“At culinary school, often you only learn how to bake from mixes. But anyone can learn to prepare healthy food from scratch, and this is what I want to change,” Plantadis says.

Despite the challenges — such as having to sleep between 2 and 8 p.m., as well as finding the funds to start a business — Plantadis and Cuttings are always looking to expand on their experiences. I was lucky enough to be entertained by one of Plantadis’ kitchen disasters — he has enough stories to write a book, easily — in which he returned from an unplanned 15-minute nap to find a monster of overly risen dough expanding across his kitchen surfaces and floor. Take solace in the fact that even the best have accidents sometimes. Or, as Cuttings said, “Food loves him as much as he loves it.”

Heavenly croissants, bursting blueberry muffins, sticky chocolate éclairs, fresh fruit squares, light, springy loaves of bread ...are you salivating yet?

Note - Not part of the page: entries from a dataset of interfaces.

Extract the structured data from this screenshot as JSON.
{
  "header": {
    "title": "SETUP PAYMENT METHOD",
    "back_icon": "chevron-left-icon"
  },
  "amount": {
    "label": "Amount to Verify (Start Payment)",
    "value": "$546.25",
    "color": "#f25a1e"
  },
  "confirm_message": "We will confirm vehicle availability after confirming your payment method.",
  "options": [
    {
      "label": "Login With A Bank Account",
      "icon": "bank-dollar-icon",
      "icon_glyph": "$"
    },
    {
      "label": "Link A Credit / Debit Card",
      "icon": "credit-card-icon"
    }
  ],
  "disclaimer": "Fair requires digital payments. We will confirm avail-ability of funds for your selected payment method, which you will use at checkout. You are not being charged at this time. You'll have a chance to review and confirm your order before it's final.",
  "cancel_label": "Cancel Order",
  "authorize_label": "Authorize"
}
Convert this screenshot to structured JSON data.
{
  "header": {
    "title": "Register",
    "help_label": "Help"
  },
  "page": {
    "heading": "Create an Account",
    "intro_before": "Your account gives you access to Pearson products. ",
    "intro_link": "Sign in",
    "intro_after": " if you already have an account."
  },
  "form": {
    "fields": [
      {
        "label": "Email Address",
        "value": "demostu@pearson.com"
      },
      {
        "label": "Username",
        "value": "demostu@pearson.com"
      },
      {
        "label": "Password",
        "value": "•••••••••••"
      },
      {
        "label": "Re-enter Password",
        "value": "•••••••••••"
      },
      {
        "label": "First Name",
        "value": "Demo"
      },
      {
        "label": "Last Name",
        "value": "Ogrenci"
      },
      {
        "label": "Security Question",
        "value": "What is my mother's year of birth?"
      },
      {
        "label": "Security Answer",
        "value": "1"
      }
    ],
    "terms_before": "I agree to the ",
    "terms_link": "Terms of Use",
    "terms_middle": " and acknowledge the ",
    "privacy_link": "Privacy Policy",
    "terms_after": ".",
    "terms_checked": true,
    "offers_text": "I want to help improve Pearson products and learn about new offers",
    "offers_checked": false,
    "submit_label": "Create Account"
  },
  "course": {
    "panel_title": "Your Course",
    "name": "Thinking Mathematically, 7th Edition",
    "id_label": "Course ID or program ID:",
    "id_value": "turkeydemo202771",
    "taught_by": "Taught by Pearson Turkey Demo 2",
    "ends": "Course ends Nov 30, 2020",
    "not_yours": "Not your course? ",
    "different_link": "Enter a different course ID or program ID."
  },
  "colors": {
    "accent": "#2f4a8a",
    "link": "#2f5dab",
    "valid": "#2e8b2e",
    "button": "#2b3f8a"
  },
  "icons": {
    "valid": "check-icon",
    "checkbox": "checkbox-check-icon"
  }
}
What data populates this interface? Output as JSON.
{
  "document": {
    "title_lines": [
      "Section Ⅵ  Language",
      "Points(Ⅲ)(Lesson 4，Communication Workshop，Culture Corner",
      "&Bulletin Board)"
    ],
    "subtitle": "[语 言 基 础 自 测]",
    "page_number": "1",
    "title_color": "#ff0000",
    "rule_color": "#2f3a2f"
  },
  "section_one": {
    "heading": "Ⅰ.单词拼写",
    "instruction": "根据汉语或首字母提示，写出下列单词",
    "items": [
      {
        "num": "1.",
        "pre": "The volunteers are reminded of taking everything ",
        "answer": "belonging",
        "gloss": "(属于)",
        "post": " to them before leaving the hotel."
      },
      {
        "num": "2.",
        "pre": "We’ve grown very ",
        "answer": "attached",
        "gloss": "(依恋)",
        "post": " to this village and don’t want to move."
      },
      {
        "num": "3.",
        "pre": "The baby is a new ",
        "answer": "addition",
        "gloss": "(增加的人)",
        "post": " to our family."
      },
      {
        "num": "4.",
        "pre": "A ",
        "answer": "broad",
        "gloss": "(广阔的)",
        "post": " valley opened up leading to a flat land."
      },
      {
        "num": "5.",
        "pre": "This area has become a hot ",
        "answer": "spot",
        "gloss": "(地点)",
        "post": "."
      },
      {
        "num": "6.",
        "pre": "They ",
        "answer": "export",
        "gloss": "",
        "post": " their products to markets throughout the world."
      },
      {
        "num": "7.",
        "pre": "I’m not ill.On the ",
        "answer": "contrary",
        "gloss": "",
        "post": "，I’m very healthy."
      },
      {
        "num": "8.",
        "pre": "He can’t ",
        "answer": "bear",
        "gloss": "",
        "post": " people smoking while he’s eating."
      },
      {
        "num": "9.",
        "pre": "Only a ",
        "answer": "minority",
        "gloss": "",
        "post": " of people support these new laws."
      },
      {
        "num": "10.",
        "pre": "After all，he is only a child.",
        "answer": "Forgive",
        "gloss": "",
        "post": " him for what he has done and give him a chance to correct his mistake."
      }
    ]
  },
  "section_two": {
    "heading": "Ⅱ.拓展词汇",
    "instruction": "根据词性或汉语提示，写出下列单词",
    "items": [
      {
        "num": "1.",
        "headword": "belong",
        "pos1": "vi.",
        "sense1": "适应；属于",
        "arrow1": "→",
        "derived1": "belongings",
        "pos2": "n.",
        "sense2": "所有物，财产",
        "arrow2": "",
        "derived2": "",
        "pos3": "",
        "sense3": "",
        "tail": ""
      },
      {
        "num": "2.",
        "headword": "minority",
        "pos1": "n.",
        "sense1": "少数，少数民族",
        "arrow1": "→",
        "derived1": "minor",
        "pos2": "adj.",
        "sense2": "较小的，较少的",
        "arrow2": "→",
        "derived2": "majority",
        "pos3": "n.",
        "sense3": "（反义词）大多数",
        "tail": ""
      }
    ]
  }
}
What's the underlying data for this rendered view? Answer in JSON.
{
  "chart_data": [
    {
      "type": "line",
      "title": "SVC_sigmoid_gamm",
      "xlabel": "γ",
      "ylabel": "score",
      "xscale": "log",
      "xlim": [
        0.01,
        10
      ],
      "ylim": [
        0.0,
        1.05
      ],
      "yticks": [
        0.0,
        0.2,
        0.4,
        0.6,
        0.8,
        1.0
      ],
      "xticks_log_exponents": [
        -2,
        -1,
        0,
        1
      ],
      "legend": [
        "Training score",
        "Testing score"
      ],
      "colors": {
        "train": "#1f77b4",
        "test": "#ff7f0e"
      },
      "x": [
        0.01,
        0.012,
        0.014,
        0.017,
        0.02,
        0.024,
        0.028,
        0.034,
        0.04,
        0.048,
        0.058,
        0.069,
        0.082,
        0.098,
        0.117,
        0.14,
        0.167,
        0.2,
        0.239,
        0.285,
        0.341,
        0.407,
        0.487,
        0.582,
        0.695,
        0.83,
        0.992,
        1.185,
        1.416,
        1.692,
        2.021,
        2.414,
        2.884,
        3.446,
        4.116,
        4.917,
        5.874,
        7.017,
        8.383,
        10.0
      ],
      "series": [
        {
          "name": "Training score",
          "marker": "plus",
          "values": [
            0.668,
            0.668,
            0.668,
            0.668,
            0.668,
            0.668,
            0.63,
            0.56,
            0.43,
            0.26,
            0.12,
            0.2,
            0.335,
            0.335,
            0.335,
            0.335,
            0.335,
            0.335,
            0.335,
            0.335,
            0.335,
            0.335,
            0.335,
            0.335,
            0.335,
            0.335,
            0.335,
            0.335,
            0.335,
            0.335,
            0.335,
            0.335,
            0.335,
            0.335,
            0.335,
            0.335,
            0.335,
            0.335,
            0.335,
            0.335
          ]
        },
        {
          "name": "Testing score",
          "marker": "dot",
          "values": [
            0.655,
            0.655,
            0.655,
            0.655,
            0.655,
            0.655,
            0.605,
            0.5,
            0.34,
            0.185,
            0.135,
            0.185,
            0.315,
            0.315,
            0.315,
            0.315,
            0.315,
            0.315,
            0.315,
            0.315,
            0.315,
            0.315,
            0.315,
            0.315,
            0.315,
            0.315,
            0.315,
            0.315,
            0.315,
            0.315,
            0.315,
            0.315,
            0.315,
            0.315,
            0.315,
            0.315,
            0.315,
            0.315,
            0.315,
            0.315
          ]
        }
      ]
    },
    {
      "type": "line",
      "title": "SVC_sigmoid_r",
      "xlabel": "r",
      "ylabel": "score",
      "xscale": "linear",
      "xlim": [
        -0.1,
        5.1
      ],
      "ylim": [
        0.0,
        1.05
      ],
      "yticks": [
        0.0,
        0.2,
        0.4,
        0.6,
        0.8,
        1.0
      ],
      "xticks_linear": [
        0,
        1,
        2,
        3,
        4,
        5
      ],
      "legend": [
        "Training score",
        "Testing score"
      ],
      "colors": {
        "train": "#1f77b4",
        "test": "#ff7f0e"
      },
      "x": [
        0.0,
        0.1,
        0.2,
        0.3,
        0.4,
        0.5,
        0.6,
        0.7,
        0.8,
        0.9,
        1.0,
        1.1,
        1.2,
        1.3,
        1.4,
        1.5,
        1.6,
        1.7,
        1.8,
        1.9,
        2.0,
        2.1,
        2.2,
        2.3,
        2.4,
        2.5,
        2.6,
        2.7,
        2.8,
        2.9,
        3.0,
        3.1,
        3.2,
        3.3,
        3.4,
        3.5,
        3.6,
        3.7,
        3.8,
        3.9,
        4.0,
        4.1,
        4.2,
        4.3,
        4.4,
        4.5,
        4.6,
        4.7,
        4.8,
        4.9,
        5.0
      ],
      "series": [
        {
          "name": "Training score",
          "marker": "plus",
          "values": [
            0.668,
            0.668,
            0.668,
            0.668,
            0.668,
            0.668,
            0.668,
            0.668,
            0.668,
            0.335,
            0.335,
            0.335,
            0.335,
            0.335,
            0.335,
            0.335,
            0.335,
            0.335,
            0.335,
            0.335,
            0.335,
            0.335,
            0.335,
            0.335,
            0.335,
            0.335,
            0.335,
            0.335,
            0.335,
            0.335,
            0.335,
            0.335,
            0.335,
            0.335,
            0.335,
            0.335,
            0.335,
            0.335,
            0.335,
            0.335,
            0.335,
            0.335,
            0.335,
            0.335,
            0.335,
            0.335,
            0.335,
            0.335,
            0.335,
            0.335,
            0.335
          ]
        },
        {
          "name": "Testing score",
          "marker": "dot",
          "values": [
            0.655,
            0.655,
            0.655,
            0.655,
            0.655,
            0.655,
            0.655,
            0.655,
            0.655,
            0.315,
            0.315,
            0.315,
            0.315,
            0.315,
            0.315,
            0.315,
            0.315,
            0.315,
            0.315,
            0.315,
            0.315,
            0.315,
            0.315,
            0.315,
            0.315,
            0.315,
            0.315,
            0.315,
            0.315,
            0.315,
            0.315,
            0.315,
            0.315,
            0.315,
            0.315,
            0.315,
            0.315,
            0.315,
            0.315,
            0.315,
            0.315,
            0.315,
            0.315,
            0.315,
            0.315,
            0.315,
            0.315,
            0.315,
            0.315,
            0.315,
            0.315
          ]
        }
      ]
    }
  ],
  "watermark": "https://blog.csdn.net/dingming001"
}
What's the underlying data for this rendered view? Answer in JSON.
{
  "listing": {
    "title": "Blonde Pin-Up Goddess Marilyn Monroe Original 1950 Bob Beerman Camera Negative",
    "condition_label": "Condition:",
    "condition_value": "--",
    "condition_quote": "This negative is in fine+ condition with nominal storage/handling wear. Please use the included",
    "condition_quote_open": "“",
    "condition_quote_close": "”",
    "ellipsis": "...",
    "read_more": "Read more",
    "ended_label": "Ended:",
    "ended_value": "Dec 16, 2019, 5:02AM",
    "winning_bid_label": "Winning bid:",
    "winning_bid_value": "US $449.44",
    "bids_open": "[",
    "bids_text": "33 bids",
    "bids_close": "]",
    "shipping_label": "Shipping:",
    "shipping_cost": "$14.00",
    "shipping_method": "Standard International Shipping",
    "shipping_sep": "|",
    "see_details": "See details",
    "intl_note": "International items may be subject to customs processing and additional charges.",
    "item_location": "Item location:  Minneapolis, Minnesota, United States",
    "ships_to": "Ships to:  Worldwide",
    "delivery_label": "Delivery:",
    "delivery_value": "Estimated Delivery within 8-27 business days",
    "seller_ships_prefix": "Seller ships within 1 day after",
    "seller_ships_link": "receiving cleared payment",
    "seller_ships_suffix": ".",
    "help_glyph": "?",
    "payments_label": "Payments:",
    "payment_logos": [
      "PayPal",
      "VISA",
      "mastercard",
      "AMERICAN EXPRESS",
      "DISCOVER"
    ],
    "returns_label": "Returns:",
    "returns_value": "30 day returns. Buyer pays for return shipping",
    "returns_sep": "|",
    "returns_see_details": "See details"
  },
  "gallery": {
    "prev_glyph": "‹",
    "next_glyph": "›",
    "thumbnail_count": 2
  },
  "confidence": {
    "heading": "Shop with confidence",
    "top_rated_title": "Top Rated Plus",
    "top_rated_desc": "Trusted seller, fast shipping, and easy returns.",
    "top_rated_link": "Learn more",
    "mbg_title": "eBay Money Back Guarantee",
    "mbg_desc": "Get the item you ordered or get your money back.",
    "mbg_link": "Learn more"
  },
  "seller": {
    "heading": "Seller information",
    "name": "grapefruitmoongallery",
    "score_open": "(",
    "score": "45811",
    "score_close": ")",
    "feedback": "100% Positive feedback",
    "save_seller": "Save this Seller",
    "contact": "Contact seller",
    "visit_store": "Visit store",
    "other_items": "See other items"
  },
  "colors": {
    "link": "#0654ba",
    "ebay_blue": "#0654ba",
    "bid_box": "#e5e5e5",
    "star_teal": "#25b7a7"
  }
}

The Midnight Bakers currently supply Java Joe’s and Plantation Café (North and South).




16 oz. honey
12 oz. granulated white sugar
42 oz. bread flour
1.5 oz. baking soda
2 oz. ground cinnamon
1 oz. cocoa powder
1/4 oz. ground ginger
1/4 oz. allspice
1/8 oz. each:
• Nutmeg
• Ground cloves
• Ground cardamon (green)
2 large eggs
5 oz. whole milk
3 oz. water

Set oven at 300 degrees F. Boil honey and sugar together for one minute; let completely cool. Combine and sift all dry ingredients twice. Combine milk, water and eggs in a pitcher. Add honey-sugar mixture to mixer; on slow speed alternately add the milk and dry ingredients to the mixture in the mixing bowl; mix for no more that three minutes. Be careful not to over-mix. Roll dough in plastic wrap and let stand at room temperature for 12 hours. Now the dough is ready to roll and bake. Using a rolling pin roll dough into your design; place dough on baking sheet with parchment paper; bake 7-10 minutes or until it is firm. Cool completely. (Note: If your dough is too soft you may rebake. It will not hurt the gingerbread.)


1 lb. confectioner’s sugar
1 tsp cream of tartar
3 large egg whites

Mix all three ingredients in mixer until stiff peaks form. Place in pastry bag immediately to prevent drying; use to assemble and decorate gingerbread house. Have fun and be creative!